(Website and app data records)
-*-
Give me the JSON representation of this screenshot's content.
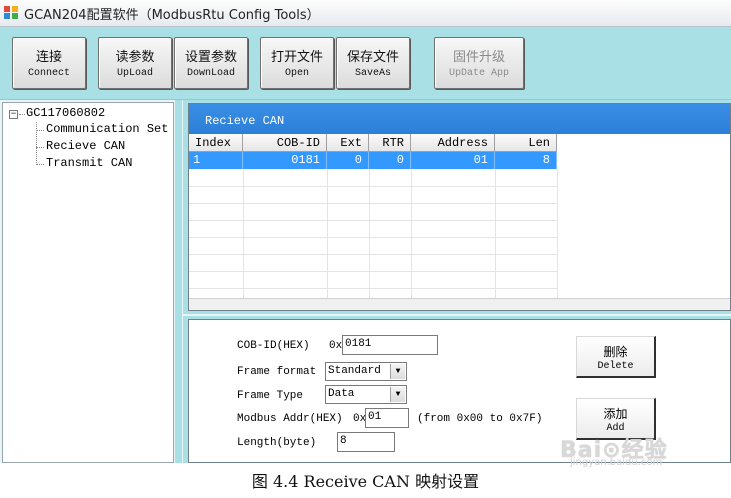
{
  "window": {
    "title": "GCAN204配置软件（ModbusRtu Config Tools）"
  },
  "toolbar": {
    "buttons": [
      {
        "cn": "连接",
        "en": "Connect"
      },
      {
        "cn": "读参数",
        "en": "UpLoad"
      },
      {
        "cn": "设置参数",
        "en": "DownLoad"
      },
      {
        "cn": "打开文件",
        "en": "Open"
      },
      {
        "cn": "保存文件",
        "en": "SaveAs"
      },
      {
        "cn": "固件升级",
        "en": "UpDate App",
        "disabled": true
      }
    ]
  },
  "tree": {
    "root": "GC117060802",
    "expander": "−",
    "items": [
      "Communication Set",
      "Recieve CAN",
      "Transmit CAN"
    ]
  },
  "grid": {
    "title": "Recieve CAN",
    "columns": [
      "Index",
      "COB-ID",
      "Ext",
      "RTR",
      "Address",
      "Len"
    ],
    "rows": [
      [
        "1",
        "0181",
        "0",
        "0",
        "01",
        "8"
      ]
    ]
  },
  "form": {
    "cobid_label": "COB-ID(HEX)",
    "cobid_prefix": "0x",
    "cobid_value": "0181",
    "frame_format_label": "Frame format",
    "frame_format_value": "Standard",
    "frame_type_label": "Frame Type",
    "frame_type_value": "Data",
    "modbus_addr_label": "Modbus Addr(HEX)",
    "modbus_addr_prefix": "0x",
    "modbus_addr_value": "01",
    "modbus_addr_hint": "(from 0x00 to 0x7F)",
    "length_label": "Length(byte)",
    "length_value": "8",
    "delete_cn": "删除",
    "delete_en": "Delete",
    "add_cn": "添加",
    "add_en": "Add"
  },
  "caption": "图 4.4 Receive CAN 映射设置",
  "watermark": {
    "main": "Bai⊙经验",
    "sub": "jingyan.baidu.com"
  },
  "colors": {
    "selection": "#3399ff",
    "grid_header": "#2c7fd6",
    "toolbar": "#a8e0e6"
  }
}
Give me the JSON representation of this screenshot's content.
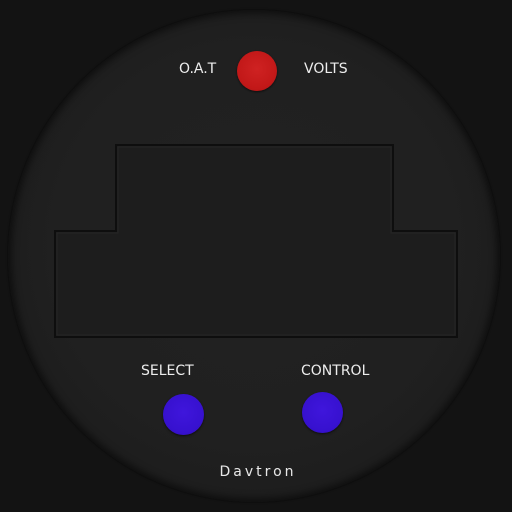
{
  "instrument": {
    "top_left_label": "O.A.T",
    "top_right_label": "VOLTS",
    "bottom_left_label": "SELECT",
    "bottom_right_label": "CONTROL",
    "brand": "Davtron"
  },
  "colors": {
    "mode_button": "#c91b1b",
    "select_button": "#3711cf",
    "control_button": "#3711cf",
    "bezel": "#202020",
    "background": "#131313"
  },
  "icons": {
    "mode_button": "red-round-button",
    "select_button": "blue-round-button",
    "control_button": "blue-round-button"
  }
}
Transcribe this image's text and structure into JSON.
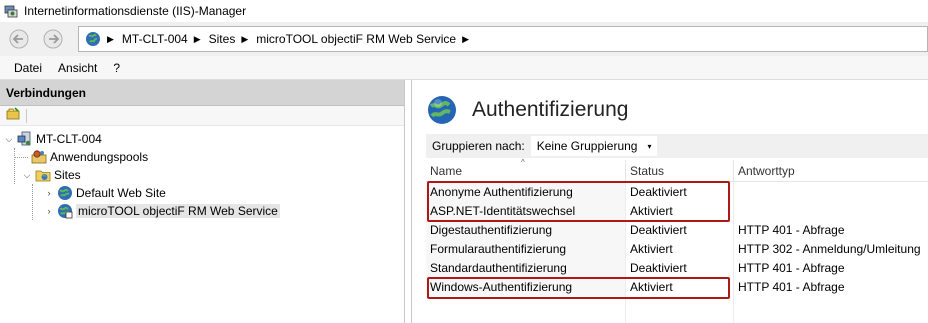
{
  "window": {
    "title": "Internetinformationsdienste (IIS)-Manager",
    "title_icon": "iis-manager-icon"
  },
  "navigation": {
    "back_icon": "back-arrow-icon",
    "forward_icon": "forward-arrow-icon",
    "breadcrumbs": [
      "MT-CLT-004",
      "Sites",
      "microTOOL objectiF RM Web Service"
    ],
    "separator": "▶"
  },
  "menu": [
    "Datei",
    "Ansicht",
    "?"
  ],
  "connections": {
    "header": "Verbindungen",
    "tree": [
      {
        "label": "MT-CLT-004",
        "icon": "server-icon",
        "expander": "⌵"
      },
      {
        "label": "Anwendungspools",
        "icon": "app-pools-icon",
        "expander": ""
      },
      {
        "label": "Sites",
        "icon": "sites-folder-icon",
        "expander": "⌵"
      },
      {
        "label": "Default Web Site",
        "icon": "globe-icon",
        "expander": "›"
      },
      {
        "label": "microTOOL objectiF RM Web Service",
        "icon": "globe-icon",
        "expander": "›",
        "selected": true
      }
    ]
  },
  "feature": {
    "title": "Authentifizierung",
    "icon": "globe-lock-icon",
    "group_by_label": "Gruppieren nach:",
    "group_by_value": "Keine Gruppierung",
    "group_caret": "▾",
    "sort_indicator": "^",
    "columns": [
      "Name",
      "Status",
      "Antworttyp"
    ],
    "rows": [
      {
        "name": "Anonyme Authentifizierung",
        "status": "Deaktiviert",
        "response": ""
      },
      {
        "name": "ASP.NET-Identitätswechsel",
        "status": "Aktiviert",
        "response": ""
      },
      {
        "name": "Digestauthentifizierung",
        "status": "Deaktiviert",
        "response": "HTTP 401 - Abfrage"
      },
      {
        "name": "Formularauthentifizierung",
        "status": "Aktiviert",
        "response": "HTTP 302 - Anmeldung/Umleitung"
      },
      {
        "name": "Standardauthentifizierung",
        "status": "Deaktiviert",
        "response": "HTTP 401 - Abfrage"
      },
      {
        "name": "Windows-Authentifizierung",
        "status": "Aktiviert",
        "response": "HTTP 401 - Abfrage"
      }
    ]
  },
  "colors": {
    "highlight_box": "#b01818",
    "selected_row": "#e5e5e5"
  }
}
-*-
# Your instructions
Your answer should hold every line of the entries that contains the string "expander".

# Task response
    "expander": "−",
        "expander": "⌵"
        "expander": ""
        "expander": "⌵"
        "expander": "›"
        "expander": "›",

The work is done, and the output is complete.